START RECORDS TO USE

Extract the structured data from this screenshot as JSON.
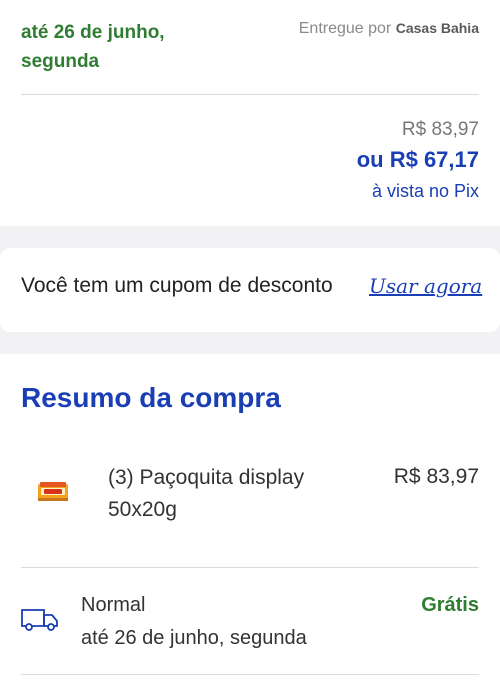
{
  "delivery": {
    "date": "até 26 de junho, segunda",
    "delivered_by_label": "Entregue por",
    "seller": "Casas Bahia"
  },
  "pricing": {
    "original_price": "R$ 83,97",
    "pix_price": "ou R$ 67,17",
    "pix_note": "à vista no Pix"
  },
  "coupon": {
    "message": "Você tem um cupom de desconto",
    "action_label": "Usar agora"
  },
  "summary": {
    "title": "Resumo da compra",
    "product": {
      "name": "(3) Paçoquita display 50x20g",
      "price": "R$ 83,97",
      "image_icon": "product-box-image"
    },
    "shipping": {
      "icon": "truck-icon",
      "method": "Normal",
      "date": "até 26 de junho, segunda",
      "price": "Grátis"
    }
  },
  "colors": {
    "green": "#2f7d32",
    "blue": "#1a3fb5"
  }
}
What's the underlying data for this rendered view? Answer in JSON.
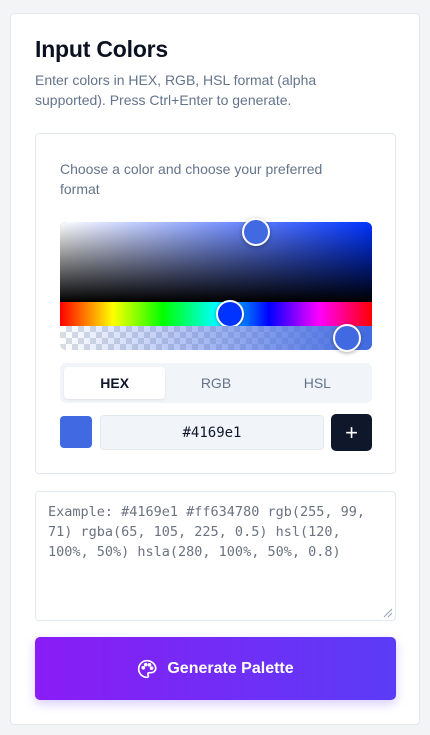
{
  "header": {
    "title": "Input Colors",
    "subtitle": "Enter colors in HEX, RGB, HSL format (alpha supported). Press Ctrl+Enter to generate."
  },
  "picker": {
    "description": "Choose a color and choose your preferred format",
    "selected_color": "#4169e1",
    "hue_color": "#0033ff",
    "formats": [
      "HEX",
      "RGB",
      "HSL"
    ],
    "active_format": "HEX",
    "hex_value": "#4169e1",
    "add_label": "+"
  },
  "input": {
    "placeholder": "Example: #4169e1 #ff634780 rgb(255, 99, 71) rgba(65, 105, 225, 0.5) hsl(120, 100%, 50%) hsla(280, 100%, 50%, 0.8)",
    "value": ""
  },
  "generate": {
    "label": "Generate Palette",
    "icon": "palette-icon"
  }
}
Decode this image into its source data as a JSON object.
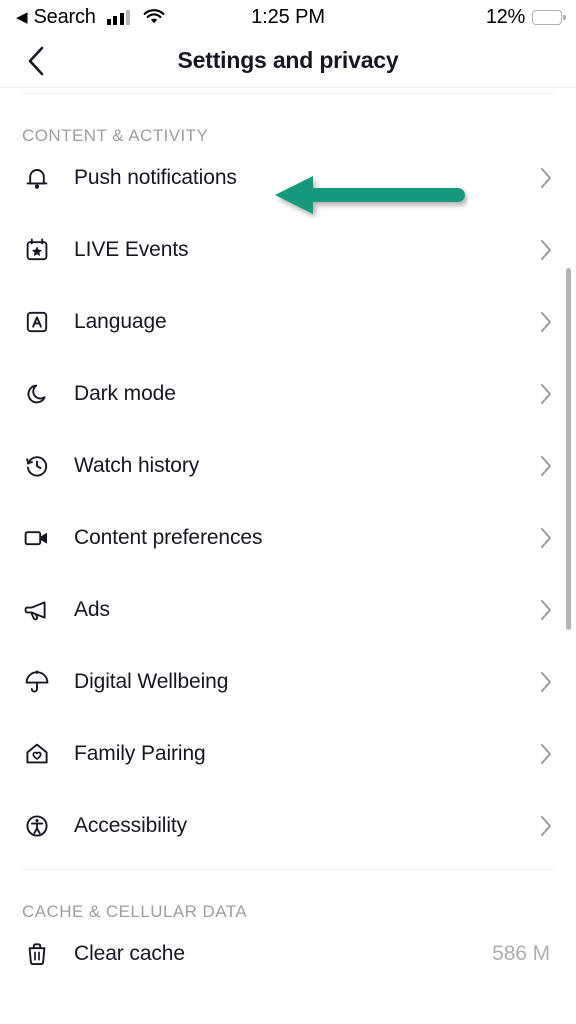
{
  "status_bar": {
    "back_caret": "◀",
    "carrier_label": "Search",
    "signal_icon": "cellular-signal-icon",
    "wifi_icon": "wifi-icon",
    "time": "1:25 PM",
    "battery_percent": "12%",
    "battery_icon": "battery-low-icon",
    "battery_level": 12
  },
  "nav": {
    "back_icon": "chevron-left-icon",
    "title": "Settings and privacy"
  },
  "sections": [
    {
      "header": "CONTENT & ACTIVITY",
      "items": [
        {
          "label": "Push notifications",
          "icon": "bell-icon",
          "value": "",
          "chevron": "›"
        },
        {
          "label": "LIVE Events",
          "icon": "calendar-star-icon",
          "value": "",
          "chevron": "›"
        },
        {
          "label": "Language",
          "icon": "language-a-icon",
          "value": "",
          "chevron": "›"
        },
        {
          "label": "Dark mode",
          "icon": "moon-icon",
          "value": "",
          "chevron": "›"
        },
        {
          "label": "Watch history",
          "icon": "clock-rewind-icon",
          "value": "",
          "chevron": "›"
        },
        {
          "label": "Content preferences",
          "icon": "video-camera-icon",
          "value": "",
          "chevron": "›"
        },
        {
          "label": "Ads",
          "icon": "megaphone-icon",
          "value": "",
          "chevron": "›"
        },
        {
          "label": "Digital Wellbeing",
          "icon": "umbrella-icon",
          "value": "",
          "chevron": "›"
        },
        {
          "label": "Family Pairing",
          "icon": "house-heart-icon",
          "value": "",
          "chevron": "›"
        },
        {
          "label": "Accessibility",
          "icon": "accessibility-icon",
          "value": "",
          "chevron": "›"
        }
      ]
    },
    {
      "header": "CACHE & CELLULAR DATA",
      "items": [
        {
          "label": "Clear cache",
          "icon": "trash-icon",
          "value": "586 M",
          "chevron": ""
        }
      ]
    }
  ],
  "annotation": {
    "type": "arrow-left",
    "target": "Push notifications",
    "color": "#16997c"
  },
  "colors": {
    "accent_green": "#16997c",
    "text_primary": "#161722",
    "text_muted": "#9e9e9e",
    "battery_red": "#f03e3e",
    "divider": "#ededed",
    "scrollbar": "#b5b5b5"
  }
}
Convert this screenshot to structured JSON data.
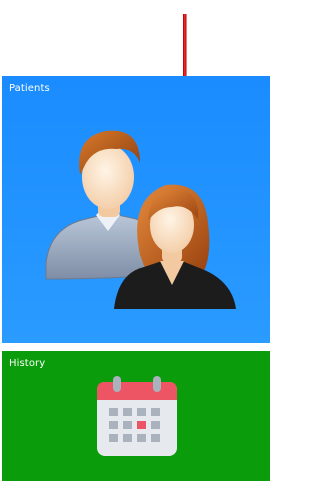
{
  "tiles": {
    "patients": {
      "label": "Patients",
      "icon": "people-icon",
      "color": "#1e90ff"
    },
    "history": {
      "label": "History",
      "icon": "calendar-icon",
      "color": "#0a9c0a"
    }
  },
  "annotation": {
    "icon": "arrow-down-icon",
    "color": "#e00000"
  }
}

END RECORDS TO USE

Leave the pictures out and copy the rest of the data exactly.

#### EXPECTED ANSWER:
Extract the structured data from this screenshot as JSON.
{
  "delivery": {
    "date": "até 26 de junho, segunda",
    "delivered_by_label": "Entregue por",
    "seller": "Casas Bahia"
  },
  "pricing": {
    "original_price": "R$ 83,97",
    "pix_price": "ou R$ 67,17",
    "pix_note": "à vista no Pix"
  },
  "coupon": {
    "message": "Você tem um cupom de desconto",
    "action_label": "Usar agora"
  },
  "summary": {
    "title": "Resumo da compra",
    "product": {
      "name": "(3) Paçoquita display 50x20g",
      "price": "R$ 83,97",
      "image_icon": "product-box-image"
    },
    "shipping": {
      "icon": "truck-icon",
      "method": "Normal",
      "date": "até 26 de junho, segunda",
      "price": "Grátis"
    }
  },
  "colors": {
    "green": "#2f7d32",
    "blue": "#1a3fb5"
  }
}
What's the underlying data for this rendered view? Answer in JSON.
{
  "header": {
    "title": "Input Colors",
    "subtitle": "Enter colors in HEX, RGB, HSL format (alpha supported). Press Ctrl+Enter to generate."
  },
  "picker": {
    "description": "Choose a color and choose your preferred format",
    "selected_color": "#4169e1",
    "hue_color": "#0033ff",
    "formats": [
      "HEX",
      "RGB",
      "HSL"
    ],
    "active_format": "HEX",
    "hex_value": "#4169e1",
    "add_label": "+"
  },
  "input": {
    "placeholder": "Example: #4169e1 #ff634780 rgb(255, 99, 71) rgba(65, 105, 225, 0.5) hsl(120, 100%, 50%) hsla(280, 100%, 50%, 0.8)",
    "value": ""
  },
  "generate": {
    "label": "Generate Palette",
    "icon": "palette-icon"
  }
}
Decode this image into its source data as a JSON object.
{
  "status_bar": {
    "back_caret": "◀",
    "carrier_label": "Search",
    "signal_icon": "cellular-signal-icon",
    "wifi_icon": "wifi-icon",
    "time": "1:25 PM",
    "battery_percent": "12%",
    "battery_icon": "battery-low-icon",
    "battery_level": 12
  },
  "nav": {
    "back_icon": "chevron-left-icon",
    "title": "Settings and privacy"
  },
  "sections": [
    {
      "header": "CONTENT & ACTIVITY",
      "items": [
        {
          "label": "Push notifications",
          "icon": "bell-icon",
          "value": "",
          "chevron": "›"
        },
        {
          "label": "LIVE Events",
          "icon": "calendar-star-icon",
          "value": "",
          "chevron": "›"
        },
        {
          "label": "Language",
          "icon": "language-a-icon",
          "value": "",
          "chevron": "›"
        },
        {
          "label": "Dark mode",
          "icon": "moon-icon",
          "value": "",
          "chevron": "›"
        },
        {
          "label": "Watch history",
          "icon": "clock-rewind-icon",
          "value": "",
          "chevron": "›"
        },
        {
          "label": "Content preferences",
          "icon": "video-camera-icon",
          "value": "",
          "chevron": "›"
        },
        {
          "label": "Ads",
          "icon": "megaphone-icon",
          "value": "",
          "chevron": "›"
        },
        {
          "label": "Digital Wellbeing",
          "icon": "umbrella-icon",
          "value": "",
          "chevron": "›"
        },
        {
          "label": "Family Pairing",
          "icon": "house-heart-icon",
          "value": "",
          "chevron": "›"
        },
        {
          "label": "Accessibility",
          "icon": "accessibility-icon",
          "value": "",
          "chevron": "›"
        }
      ]
    },
    {
      "header": "CACHE & CELLULAR DATA",
      "items": [
        {
          "label": "Clear cache",
          "icon": "trash-icon",
          "value": "586 M",
          "chevron": ""
        }
      ]
    }
  ],
  "annotation": {
    "type": "arrow-left",
    "target": "Push notifications",
    "color": "#16997c"
  },
  "colors": {
    "accent_green": "#16997c",
    "text_primary": "#161722",
    "text_muted": "#9e9e9e",
    "battery_red": "#f03e3e",
    "divider": "#ededed",
    "scrollbar": "#b5b5b5"
  }
}
Convert this screenshot to structured JSON data.
{
  "tiles": {
    "patients": {
      "label": "Patients",
      "icon": "people-icon",
      "color": "#1e90ff"
    },
    "history": {
      "label": "History",
      "icon": "calendar-icon",
      "color": "#0a9c0a"
    }
  },
  "annotation": {
    "icon": "arrow-down-icon",
    "color": "#e00000"
  }
}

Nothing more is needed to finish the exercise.